▸ **Work instructions**: What you give back must match the data below character for character.

▸ **Supplied records**:
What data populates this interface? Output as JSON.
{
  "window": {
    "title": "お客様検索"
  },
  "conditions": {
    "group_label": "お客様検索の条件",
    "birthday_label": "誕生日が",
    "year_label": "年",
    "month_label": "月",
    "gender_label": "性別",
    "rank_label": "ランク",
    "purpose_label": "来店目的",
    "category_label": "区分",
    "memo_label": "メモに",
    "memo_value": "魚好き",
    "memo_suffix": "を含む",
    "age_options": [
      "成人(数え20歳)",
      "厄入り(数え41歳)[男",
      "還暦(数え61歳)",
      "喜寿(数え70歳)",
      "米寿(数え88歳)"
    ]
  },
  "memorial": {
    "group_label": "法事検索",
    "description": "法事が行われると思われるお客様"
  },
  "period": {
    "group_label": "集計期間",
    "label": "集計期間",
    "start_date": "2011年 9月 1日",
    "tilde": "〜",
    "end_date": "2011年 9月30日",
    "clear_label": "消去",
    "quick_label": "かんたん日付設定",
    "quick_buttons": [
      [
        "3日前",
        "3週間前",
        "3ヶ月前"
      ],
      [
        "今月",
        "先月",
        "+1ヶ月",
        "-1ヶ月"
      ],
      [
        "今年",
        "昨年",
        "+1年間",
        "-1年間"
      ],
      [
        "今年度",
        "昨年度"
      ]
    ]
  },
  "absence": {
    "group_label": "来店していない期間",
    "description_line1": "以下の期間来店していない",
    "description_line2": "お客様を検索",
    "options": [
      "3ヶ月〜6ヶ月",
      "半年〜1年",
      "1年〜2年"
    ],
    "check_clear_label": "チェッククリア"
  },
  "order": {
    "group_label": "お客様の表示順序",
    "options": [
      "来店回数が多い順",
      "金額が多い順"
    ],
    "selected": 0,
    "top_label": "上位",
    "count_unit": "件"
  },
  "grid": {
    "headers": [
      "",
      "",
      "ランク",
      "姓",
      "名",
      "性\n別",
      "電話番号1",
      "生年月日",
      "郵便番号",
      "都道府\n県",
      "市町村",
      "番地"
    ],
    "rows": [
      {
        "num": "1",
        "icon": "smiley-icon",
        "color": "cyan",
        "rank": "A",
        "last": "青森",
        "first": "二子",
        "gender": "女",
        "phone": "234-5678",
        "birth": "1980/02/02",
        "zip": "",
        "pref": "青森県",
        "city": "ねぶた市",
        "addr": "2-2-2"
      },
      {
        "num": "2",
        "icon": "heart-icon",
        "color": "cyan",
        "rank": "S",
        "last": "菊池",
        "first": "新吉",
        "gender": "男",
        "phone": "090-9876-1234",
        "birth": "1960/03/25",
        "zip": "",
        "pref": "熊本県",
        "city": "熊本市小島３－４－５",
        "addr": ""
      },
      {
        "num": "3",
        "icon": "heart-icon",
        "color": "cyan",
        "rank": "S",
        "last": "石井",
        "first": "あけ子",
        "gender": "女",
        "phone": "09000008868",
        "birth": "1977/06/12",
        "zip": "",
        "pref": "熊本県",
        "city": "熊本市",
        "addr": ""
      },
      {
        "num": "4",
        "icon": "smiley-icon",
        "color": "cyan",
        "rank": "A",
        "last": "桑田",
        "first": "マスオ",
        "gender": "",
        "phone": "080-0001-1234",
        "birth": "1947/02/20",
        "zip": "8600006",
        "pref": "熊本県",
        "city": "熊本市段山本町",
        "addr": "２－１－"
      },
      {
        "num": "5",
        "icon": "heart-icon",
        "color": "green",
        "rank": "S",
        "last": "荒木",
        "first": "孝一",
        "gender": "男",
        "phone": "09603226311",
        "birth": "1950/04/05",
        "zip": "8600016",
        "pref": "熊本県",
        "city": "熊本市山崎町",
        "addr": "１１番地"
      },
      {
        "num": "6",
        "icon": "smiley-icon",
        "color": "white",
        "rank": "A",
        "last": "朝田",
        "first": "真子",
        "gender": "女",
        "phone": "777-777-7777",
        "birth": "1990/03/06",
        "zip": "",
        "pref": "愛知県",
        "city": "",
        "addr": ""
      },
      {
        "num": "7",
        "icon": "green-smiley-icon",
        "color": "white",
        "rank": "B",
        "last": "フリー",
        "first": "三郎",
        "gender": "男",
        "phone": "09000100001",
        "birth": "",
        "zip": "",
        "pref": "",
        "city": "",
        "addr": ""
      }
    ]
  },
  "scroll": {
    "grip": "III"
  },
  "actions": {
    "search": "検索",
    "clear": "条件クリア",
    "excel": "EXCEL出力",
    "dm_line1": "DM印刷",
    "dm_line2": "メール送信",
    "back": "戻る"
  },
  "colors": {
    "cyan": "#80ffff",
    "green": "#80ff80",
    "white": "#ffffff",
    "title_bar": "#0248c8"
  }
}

▸ **Solution**:
What data populates this interface? Output as JSON.
{
  "window": {
    "title": "お客様検索"
  },
  "conditions": {
    "group_label": "お客様検索の条件",
    "birthday_label": "誕生日が",
    "year_label": "年",
    "month_label": "月",
    "gender_label": "性別",
    "rank_label": "ランク",
    "purpose_label": "来店目的",
    "category_label": "区分",
    "memo_label": "メモに",
    "memo_value": "魚好き",
    "memo_suffix": "を含む",
    "age_options": [
      "成人(数え20歳)",
      "厄入り(数え41歳)[男",
      "還暦(数え61歳)",
      "喜寿(数え70歳)",
      "米寿(数え88歳)"
    ]
  },
  "memorial": {
    "group_label": "法事検索",
    "description": "法事が行われると思われるお客様"
  },
  "period": {
    "group_label": "集計期間",
    "label": "集計期間",
    "start_date": "2011年 9月 1日",
    "tilde": "〜",
    "end_date": "2011年 9月30日",
    "clear_label": "消去",
    "quick_label": "かんたん日付設定",
    "quick_buttons": [
      [
        "3日前",
        "3週間前",
        "3ヶ月前"
      ],
      [
        "今月",
        "先月",
        "+1ヶ月",
        "-1ヶ月"
      ],
      [
        "今年",
        "昨年",
        "+1年間",
        "-1年間"
      ],
      [
        "今年度",
        "昨年度"
      ]
    ]
  },
  "absence": {
    "group_label": "来店していない期間",
    "description_line1": "以下の期間来店していない",
    "description_line2": "お客様を検索",
    "options": [
      "3ヶ月〜6ヶ月",
      "半年〜1年",
      "1年〜2年"
    ],
    "check_clear_label": "チェッククリア"
  },
  "order": {
    "group_label": "お客様の表示順序",
    "options": [
      "来店回数が多い順",
      "金額が多い順"
    ],
    "selected": 0,
    "top_label": "上位",
    "count_unit": "件"
  },
  "grid": {
    "headers": [
      "",
      "",
      "ランク",
      "姓",
      "名",
      "性\n別",
      "電話番号1",
      "生年月日",
      "郵便番号",
      "都道府\n県",
      "市町村",
      "番地"
    ],
    "rows": [
      {
        "num": "1",
        "icon": "smiley-icon",
        "color": "cyan",
        "rank": "A",
        "last": "青森",
        "first": "二子",
        "gender": "女",
        "phone": "234-5678",
        "birth": "1980/02/02",
        "zip": "",
        "pref": "青森県",
        "city": "ねぶた市",
        "addr": "2-2-2"
      },
      {
        "num": "2",
        "icon": "heart-icon",
        "color": "cyan",
        "rank": "S",
        "last": "菊池",
        "first": "新吉",
        "gender": "男",
        "phone": "090-9876-1234",
        "birth": "1960/03/25",
        "zip": "",
        "pref": "熊本県",
        "city": "熊本市小島３－４－５",
        "addr": ""
      },
      {
        "num": "3",
        "icon": "heart-icon",
        "color": "cyan",
        "rank": "S",
        "last": "石井",
        "first": "あけ子",
        "gender": "女",
        "phone": "09000008868",
        "birth": "1977/06/12",
        "zip": "",
        "pref": "熊本県",
        "city": "熊本市",
        "addr": ""
      },
      {
        "num": "4",
        "icon": "smiley-icon",
        "color": "cyan",
        "rank": "A",
        "last": "桑田",
        "first": "マスオ",
        "gender": "",
        "phone": "080-0001-1234",
        "birth": "1947/02/20",
        "zip": "8600006",
        "pref": "熊本県",
        "city": "熊本市段山本町",
        "addr": "２－１－"
      },
      {
        "num": "5",
        "icon": "heart-icon",
        "color": "green",
        "rank": "S",
        "last": "荒木",
        "first": "孝一",
        "gender": "男",
        "phone": "09603226311",
        "birth": "1950/04/05",
        "zip": "8600016",
        "pref": "熊本県",
        "city": "熊本市山崎町",
        "addr": "１１番地"
      },
      {
        "num": "6",
        "icon": "smiley-icon",
        "color": "white",
        "rank": "A",
        "last": "朝田",
        "first": "真子",
        "gender": "女",
        "phone": "777-777-7777",
        "birth": "1990/03/06",
        "zip": "",
        "pref": "愛知県",
        "city": "",
        "addr": ""
      },
      {
        "num": "7",
        "icon": "green-smiley-icon",
        "color": "white",
        "rank": "B",
        "last": "フリー",
        "first": "三郎",
        "gender": "男",
        "phone": "09000100001",
        "birth": "",
        "zip": "",
        "pref": "",
        "city": "",
        "addr": ""
      }
    ]
  },
  "scroll": {
    "grip": "III"
  },
  "actions": {
    "search": "検索",
    "clear": "条件クリア",
    "excel": "EXCEL出力",
    "dm_line1": "DM印刷",
    "dm_line2": "メール送信",
    "back": "戻る"
  },
  "colors": {
    "cyan": "#80ffff",
    "green": "#80ff80",
    "white": "#ffffff",
    "title_bar": "#0248c8"
  }
}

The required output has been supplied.